DIRECTIONS:
Work out how many lines in the data below contain "Cancel", and state that count with nothing added.

SOURCE DATA:
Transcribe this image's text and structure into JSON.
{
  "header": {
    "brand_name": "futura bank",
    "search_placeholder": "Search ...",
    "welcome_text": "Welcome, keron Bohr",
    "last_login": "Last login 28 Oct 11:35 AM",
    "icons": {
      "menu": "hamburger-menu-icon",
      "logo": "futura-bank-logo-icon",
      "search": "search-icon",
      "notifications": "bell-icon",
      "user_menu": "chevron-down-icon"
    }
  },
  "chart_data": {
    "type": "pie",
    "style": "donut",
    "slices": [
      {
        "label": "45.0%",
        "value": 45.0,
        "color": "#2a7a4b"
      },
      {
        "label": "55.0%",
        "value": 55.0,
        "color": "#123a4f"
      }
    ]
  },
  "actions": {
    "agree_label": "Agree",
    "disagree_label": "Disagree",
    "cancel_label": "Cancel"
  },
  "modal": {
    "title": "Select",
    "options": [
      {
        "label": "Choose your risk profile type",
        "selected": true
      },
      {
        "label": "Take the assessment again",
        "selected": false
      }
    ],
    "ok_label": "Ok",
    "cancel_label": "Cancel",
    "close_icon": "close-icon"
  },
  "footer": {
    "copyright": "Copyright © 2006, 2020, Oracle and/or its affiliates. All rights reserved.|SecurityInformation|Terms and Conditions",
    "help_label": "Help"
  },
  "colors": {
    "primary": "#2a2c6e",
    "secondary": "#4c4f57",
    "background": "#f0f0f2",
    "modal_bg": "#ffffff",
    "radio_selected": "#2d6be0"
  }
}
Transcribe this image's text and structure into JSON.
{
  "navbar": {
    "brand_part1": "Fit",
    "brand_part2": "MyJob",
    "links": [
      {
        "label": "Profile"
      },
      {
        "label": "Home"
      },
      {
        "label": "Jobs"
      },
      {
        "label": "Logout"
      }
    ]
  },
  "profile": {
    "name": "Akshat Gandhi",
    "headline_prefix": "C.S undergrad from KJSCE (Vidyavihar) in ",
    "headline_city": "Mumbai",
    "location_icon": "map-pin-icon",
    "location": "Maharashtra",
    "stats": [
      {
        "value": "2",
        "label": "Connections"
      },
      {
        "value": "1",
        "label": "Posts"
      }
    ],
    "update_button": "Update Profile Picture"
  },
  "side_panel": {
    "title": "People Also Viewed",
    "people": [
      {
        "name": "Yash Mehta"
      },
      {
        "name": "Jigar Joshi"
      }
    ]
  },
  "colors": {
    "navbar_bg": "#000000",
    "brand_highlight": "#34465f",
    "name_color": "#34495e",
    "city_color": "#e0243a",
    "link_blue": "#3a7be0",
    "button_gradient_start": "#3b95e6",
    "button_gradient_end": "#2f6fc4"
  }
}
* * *
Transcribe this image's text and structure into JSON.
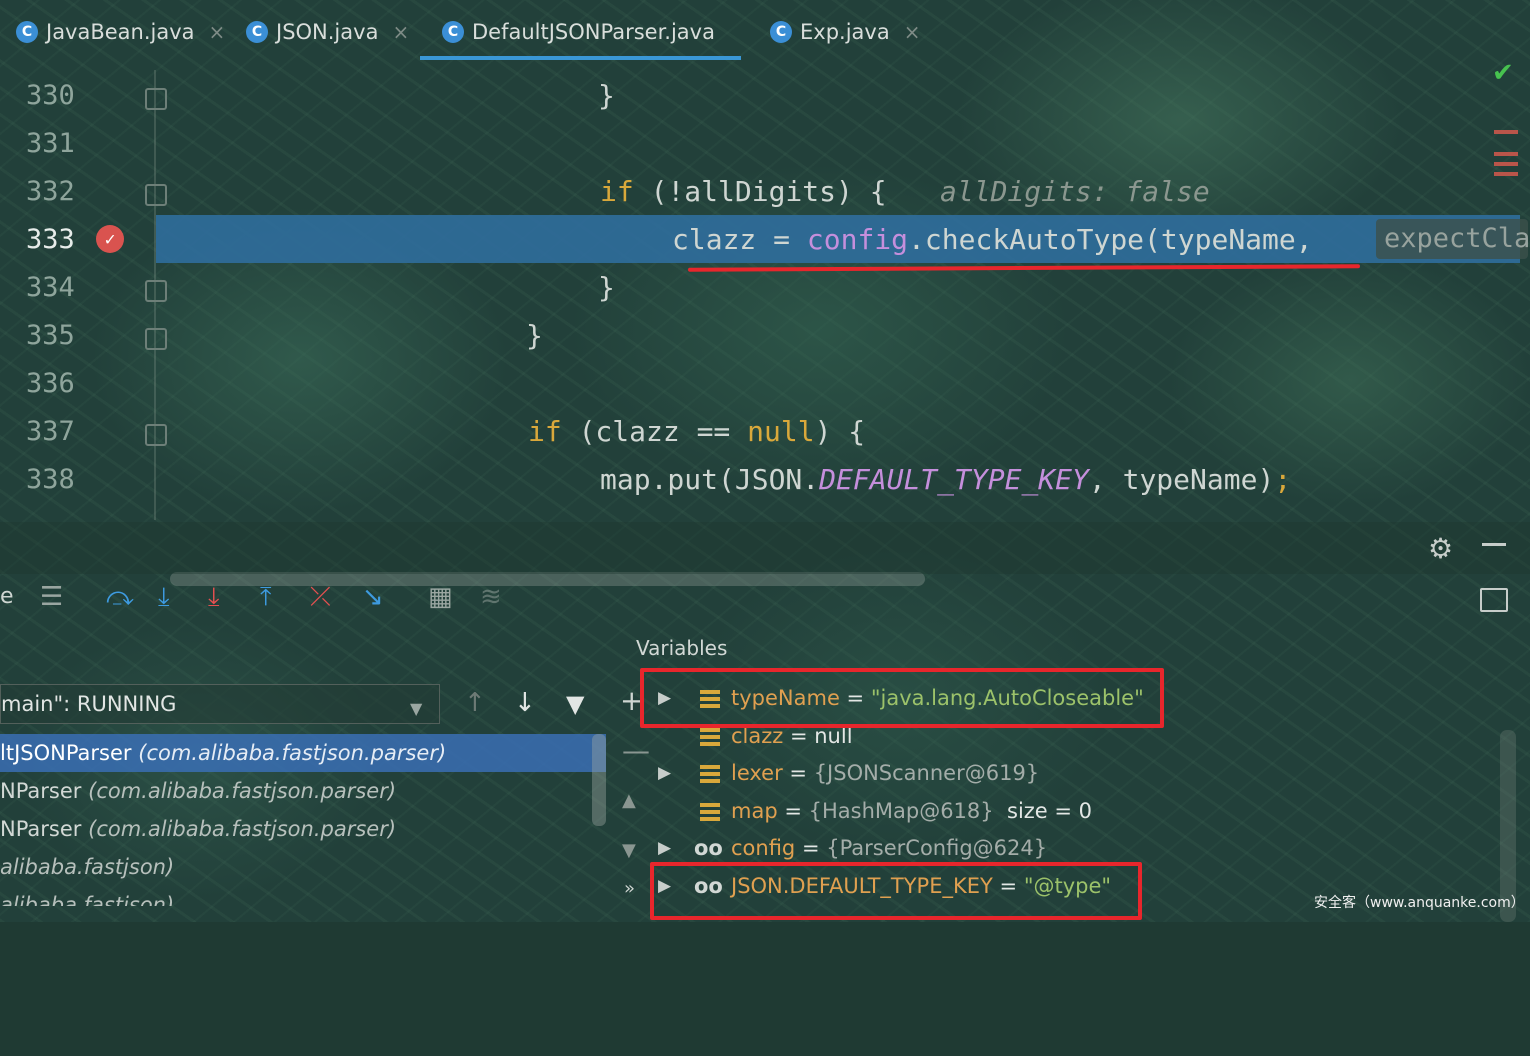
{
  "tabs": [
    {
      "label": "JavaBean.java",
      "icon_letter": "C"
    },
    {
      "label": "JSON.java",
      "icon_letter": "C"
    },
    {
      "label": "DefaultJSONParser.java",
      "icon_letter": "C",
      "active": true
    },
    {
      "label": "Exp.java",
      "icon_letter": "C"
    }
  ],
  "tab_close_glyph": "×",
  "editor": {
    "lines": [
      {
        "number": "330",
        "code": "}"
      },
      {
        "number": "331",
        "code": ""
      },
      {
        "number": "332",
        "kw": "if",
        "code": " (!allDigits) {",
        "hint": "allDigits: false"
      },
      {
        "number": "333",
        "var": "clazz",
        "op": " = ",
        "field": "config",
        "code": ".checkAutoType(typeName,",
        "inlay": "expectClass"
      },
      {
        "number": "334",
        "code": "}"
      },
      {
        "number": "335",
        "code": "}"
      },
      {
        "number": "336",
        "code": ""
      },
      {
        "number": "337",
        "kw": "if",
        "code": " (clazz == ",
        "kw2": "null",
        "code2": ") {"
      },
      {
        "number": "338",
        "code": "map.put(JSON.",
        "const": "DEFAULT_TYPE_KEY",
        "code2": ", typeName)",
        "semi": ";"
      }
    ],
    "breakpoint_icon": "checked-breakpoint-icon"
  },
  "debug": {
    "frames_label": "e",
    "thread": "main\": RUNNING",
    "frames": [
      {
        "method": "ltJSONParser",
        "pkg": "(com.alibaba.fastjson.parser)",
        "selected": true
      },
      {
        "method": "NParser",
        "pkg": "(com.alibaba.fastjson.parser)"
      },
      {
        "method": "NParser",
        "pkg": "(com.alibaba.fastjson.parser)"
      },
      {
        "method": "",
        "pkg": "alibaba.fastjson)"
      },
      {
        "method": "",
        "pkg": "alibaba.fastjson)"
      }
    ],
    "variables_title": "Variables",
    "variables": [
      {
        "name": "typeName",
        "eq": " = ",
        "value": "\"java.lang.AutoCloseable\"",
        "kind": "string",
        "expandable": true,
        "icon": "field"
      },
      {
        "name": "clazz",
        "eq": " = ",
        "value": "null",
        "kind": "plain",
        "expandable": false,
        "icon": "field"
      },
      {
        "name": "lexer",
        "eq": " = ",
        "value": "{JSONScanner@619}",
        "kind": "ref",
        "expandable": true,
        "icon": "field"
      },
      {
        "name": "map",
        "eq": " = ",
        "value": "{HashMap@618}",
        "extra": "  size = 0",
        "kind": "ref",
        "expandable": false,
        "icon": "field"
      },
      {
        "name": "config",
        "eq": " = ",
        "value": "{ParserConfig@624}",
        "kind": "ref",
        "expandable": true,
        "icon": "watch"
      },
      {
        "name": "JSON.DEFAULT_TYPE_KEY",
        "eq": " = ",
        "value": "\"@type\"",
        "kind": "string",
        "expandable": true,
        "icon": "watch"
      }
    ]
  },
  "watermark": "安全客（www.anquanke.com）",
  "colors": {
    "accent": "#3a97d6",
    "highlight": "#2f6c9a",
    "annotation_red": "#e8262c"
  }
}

THE COMPLETED TASK:
2